━━━━━ Provided data ━━━━━

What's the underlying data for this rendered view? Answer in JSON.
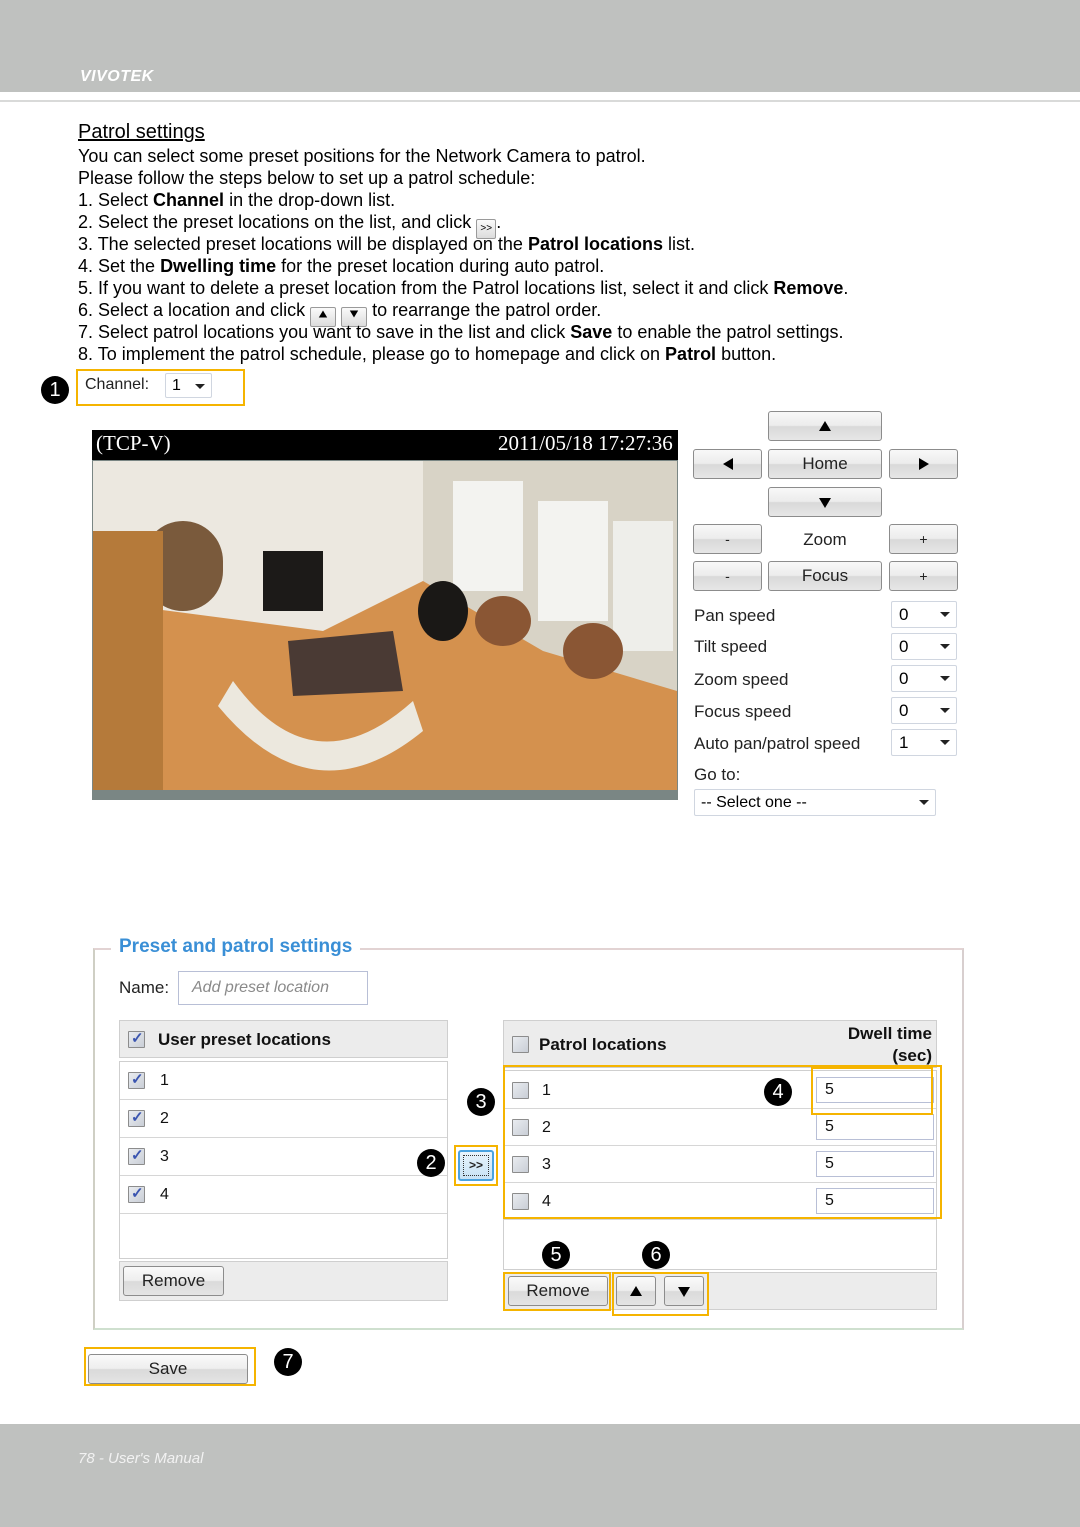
{
  "header": {
    "brand": "VIVOTEK"
  },
  "footer": {
    "page_label": "78 - User's Manual"
  },
  "section": {
    "title": "Patrol settings",
    "intro": [
      "You can select some preset positions for the Network Camera to patrol.",
      "Please follow the steps below to set up a patrol schedule:"
    ],
    "steps": [
      {
        "n": "1. ",
        "pre": "Select ",
        "bold": "Channel",
        "post": " in the drop-down list."
      },
      {
        "n": "2. ",
        "pre": "Select the preset locations on the list, and click ",
        "icon": ">>",
        "post": "."
      },
      {
        "n": "3. ",
        "pre": "The selected preset locations will be displayed on the ",
        "bold": "Patrol locations",
        "post": " list."
      },
      {
        "n": "4. ",
        "pre": "Set the ",
        "bold": "Dwelling time",
        "post": " for the preset location during auto patrol."
      },
      {
        "n": "5. ",
        "pre": "If you want to delete a preset location from the Patrol locations list, select it and click ",
        "bold": "Remove",
        "post": "."
      },
      {
        "n": "6. ",
        "pre": "Select a location and click ",
        "post": " to rearrange the patrol order."
      },
      {
        "n": "7. ",
        "pre": "Select patrol locations you want to save in the list and click ",
        "bold": "Save",
        "post": " to enable the patrol settings."
      },
      {
        "n": "8. ",
        "pre": "To implement  the patrol schedule, please go to homepage and click on ",
        "bold": "Patrol",
        "post": " button."
      }
    ]
  },
  "callouts": [
    "1",
    "2",
    "3",
    "4",
    "5",
    "6",
    "7"
  ],
  "channel": {
    "label": "Channel:",
    "value": "1"
  },
  "camera": {
    "title": "(TCP-V)",
    "timestamp": "2011/05/18 17:27:36"
  },
  "ptz": {
    "home": "Home",
    "zoom_label": "Zoom",
    "focus_label": "Focus",
    "minus": "-",
    "plus": "+",
    "speeds": [
      {
        "label": "Pan speed",
        "value": "0"
      },
      {
        "label": "Tilt speed",
        "value": "0"
      },
      {
        "label": "Zoom speed",
        "value": "0"
      },
      {
        "label": "Focus speed",
        "value": "0"
      },
      {
        "label": "Auto pan/patrol speed",
        "value": "1"
      }
    ],
    "goto_label": "Go to:",
    "goto_value": "-- Select one --"
  },
  "preset": {
    "legend": "Preset and patrol settings",
    "name_label": "Name:",
    "name_placeholder": "Add preset location",
    "user_list_header": "User preset locations",
    "user_items": [
      {
        "label": "1",
        "checked": true
      },
      {
        "label": "2",
        "checked": true
      },
      {
        "label": "3",
        "checked": true
      },
      {
        "label": "4",
        "checked": true
      }
    ],
    "remove_label": "Remove",
    "add_button": ">>",
    "patrol_header": "Patrol locations",
    "dwell_header_1": "Dwell time",
    "dwell_header_2": "(sec)",
    "patrol_items": [
      {
        "label": "1",
        "dwell": "5"
      },
      {
        "label": "2",
        "dwell": "5"
      },
      {
        "label": "3",
        "dwell": "5"
      },
      {
        "label": "4",
        "dwell": "5"
      }
    ],
    "patrol_remove_label": "Remove",
    "save_label": "Save"
  },
  "colors": {
    "highlight": "#f5b400",
    "legend": "#3a8fd6",
    "band": "#bfc1bf"
  }
}
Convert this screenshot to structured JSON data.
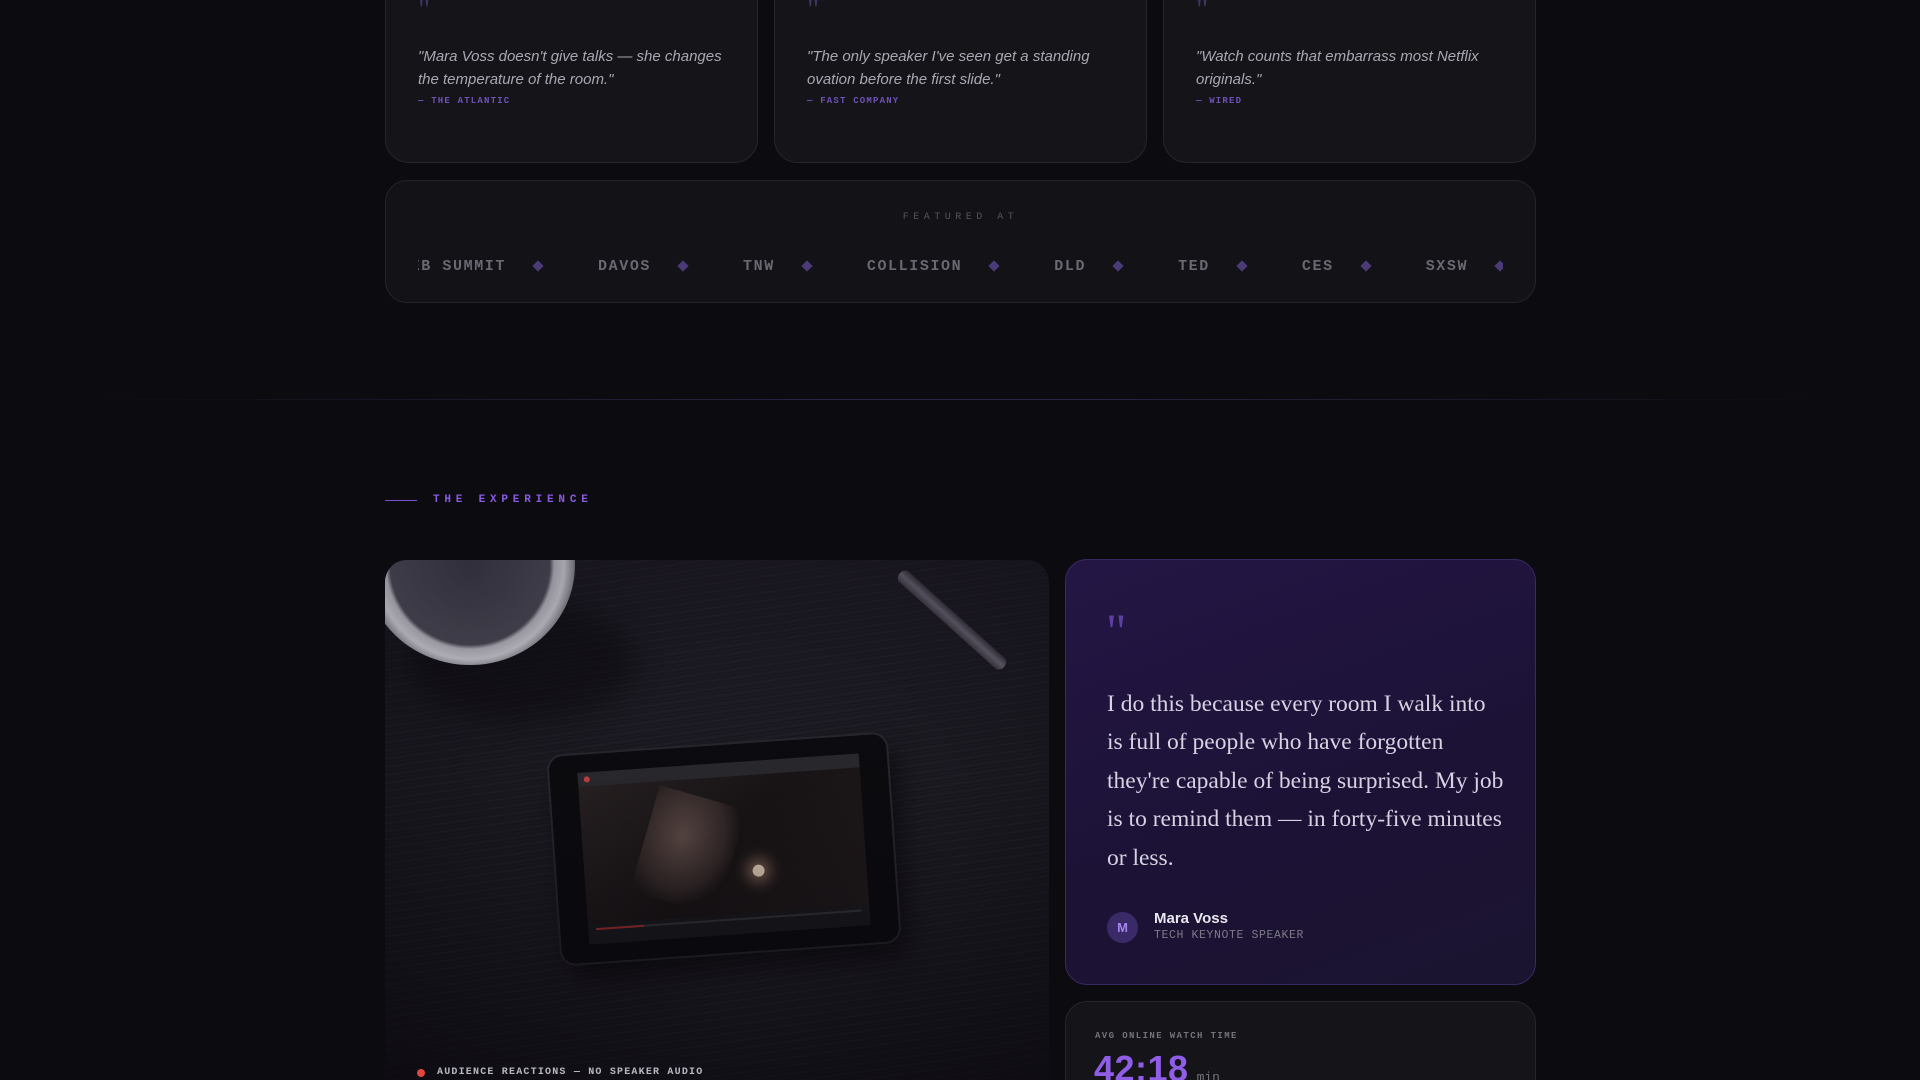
{
  "press_quotes": [
    {
      "text": "\"Mara Voss doesn't give talks — she changes the temperature of the room.\"",
      "source": "— THE ATLANTIC"
    },
    {
      "text": "\"The only speaker I've seen get a standing ovation before the first slide.\"",
      "source": "— FAST COMPANY"
    },
    {
      "text": "\"Watch counts that embarrass most Netflix originals.\"",
      "source": "— WIRED"
    }
  ],
  "quote_mark": "\"",
  "featured": {
    "label": "FEATURED AT",
    "venues": [
      "WEB SUMMIT",
      "DAVOS",
      "TNW",
      "COLLISION",
      "DLD",
      "TED",
      "CES",
      "SXSW"
    ]
  },
  "experience": {
    "section_label": "THE EXPERIENCE",
    "video_caption": "AUDIENCE REACTIONS — NO SPEAKER AUDIO"
  },
  "testimonial": {
    "quote_mark": "\"",
    "text": "I do this because every room I walk into is full of people who have forgotten they're capable of being surprised. My job is to remind them — in forty-five minutes or less.",
    "author_initial": "M",
    "author_name": "Mara Voss",
    "author_role": "TECH KEYNOTE SPEAKER"
  },
  "stat": {
    "label": "AVG ONLINE WATCH TIME",
    "value": "42:18",
    "unit": "min"
  },
  "colors": {
    "accent": "#8f5de6",
    "background": "#0c0c10",
    "live": "#e0463f"
  }
}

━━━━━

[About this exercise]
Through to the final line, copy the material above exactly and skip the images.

[Completed task]
What's the underlying data for this rendered view? Answer in JSON.
{
  "header": {
    "brand": "VIVOTEK"
  },
  "footer": {
    "page_label": "78 - User's Manual"
  },
  "section": {
    "title": "Patrol settings",
    "intro": [
      "You can select some preset positions for the Network Camera to patrol.",
      "Please follow the steps below to set up a patrol schedule:"
    ],
    "steps": [
      {
        "n": "1. ",
        "pre": "Select ",
        "bold": "Channel",
        "post": " in the drop-down list."
      },
      {
        "n": "2. ",
        "pre": "Select the preset locations on the list, and click ",
        "icon": ">>",
        "post": "."
      },
      {
        "n": "3. ",
        "pre": "The selected preset locations will be displayed on the ",
        "bold": "Patrol locations",
        "post": " list."
      },
      {
        "n": "4. ",
        "pre": "Set the ",
        "bold": "Dwelling time",
        "post": " for the preset location during auto patrol."
      },
      {
        "n": "5. ",
        "pre": "If you want to delete a preset location from the Patrol locations list, select it and click ",
        "bold": "Remove",
        "post": "."
      },
      {
        "n": "6. ",
        "pre": "Select a location and click ",
        "post": " to rearrange the patrol order."
      },
      {
        "n": "7. ",
        "pre": "Select patrol locations you want to save in the list and click ",
        "bold": "Save",
        "post": " to enable the patrol settings."
      },
      {
        "n": "8. ",
        "pre": "To implement  the patrol schedule, please go to homepage and click on ",
        "bold": "Patrol",
        "post": " button."
      }
    ]
  },
  "callouts": [
    "1",
    "2",
    "3",
    "4",
    "5",
    "6",
    "7"
  ],
  "channel": {
    "label": "Channel:",
    "value": "1"
  },
  "camera": {
    "title": "(TCP-V)",
    "timestamp": "2011/05/18 17:27:36"
  },
  "ptz": {
    "home": "Home",
    "zoom_label": "Zoom",
    "focus_label": "Focus",
    "minus": "-",
    "plus": "+",
    "speeds": [
      {
        "label": "Pan speed",
        "value": "0"
      },
      {
        "label": "Tilt speed",
        "value": "0"
      },
      {
        "label": "Zoom speed",
        "value": "0"
      },
      {
        "label": "Focus speed",
        "value": "0"
      },
      {
        "label": "Auto pan/patrol speed",
        "value": "1"
      }
    ],
    "goto_label": "Go to:",
    "goto_value": "-- Select one --"
  },
  "preset": {
    "legend": "Preset and patrol settings",
    "name_label": "Name:",
    "name_placeholder": "Add preset location",
    "user_list_header": "User preset locations",
    "user_items": [
      {
        "label": "1",
        "checked": true
      },
      {
        "label": "2",
        "checked": true
      },
      {
        "label": "3",
        "checked": true
      },
      {
        "label": "4",
        "checked": true
      }
    ],
    "remove_label": "Remove",
    "add_button": ">>",
    "patrol_header": "Patrol locations",
    "dwell_header_1": "Dwell time",
    "dwell_header_2": "(sec)",
    "patrol_items": [
      {
        "label": "1",
        "dwell": "5"
      },
      {
        "label": "2",
        "dwell": "5"
      },
      {
        "label": "3",
        "dwell": "5"
      },
      {
        "label": "4",
        "dwell": "5"
      }
    ],
    "patrol_remove_label": "Remove",
    "save_label": "Save"
  },
  "colors": {
    "highlight": "#f5b400",
    "legend": "#3a8fd6",
    "band": "#bfc1bf"
  }
}
Convert this screenshot to structured JSON data.
{
  "press_quotes": [
    {
      "text": "\"Mara Voss doesn't give talks — she changes the temperature of the room.\"",
      "source": "— THE ATLANTIC"
    },
    {
      "text": "\"The only speaker I've seen get a standing ovation before the first slide.\"",
      "source": "— FAST COMPANY"
    },
    {
      "text": "\"Watch counts that embarrass most Netflix originals.\"",
      "source": "— WIRED"
    }
  ],
  "quote_mark": "\"",
  "featured": {
    "label": "FEATURED AT",
    "venues": [
      "WEB SUMMIT",
      "DAVOS",
      "TNW",
      "COLLISION",
      "DLD",
      "TED",
      "CES",
      "SXSW"
    ]
  },
  "experience": {
    "section_label": "THE EXPERIENCE",
    "video_caption": "AUDIENCE REACTIONS — NO SPEAKER AUDIO"
  },
  "testimonial": {
    "quote_mark": "\"",
    "text": "I do this because every room I walk into is full of people who have forgotten they're capable of being surprised. My job is to remind them — in forty-five minutes or less.",
    "author_initial": "M",
    "author_name": "Mara Voss",
    "author_role": "TECH KEYNOTE SPEAKER"
  },
  "stat": {
    "label": "AVG ONLINE WATCH TIME",
    "value": "42:18",
    "unit": "min"
  },
  "colors": {
    "accent": "#8f5de6",
    "background": "#0c0c10",
    "live": "#e0463f"
  }
}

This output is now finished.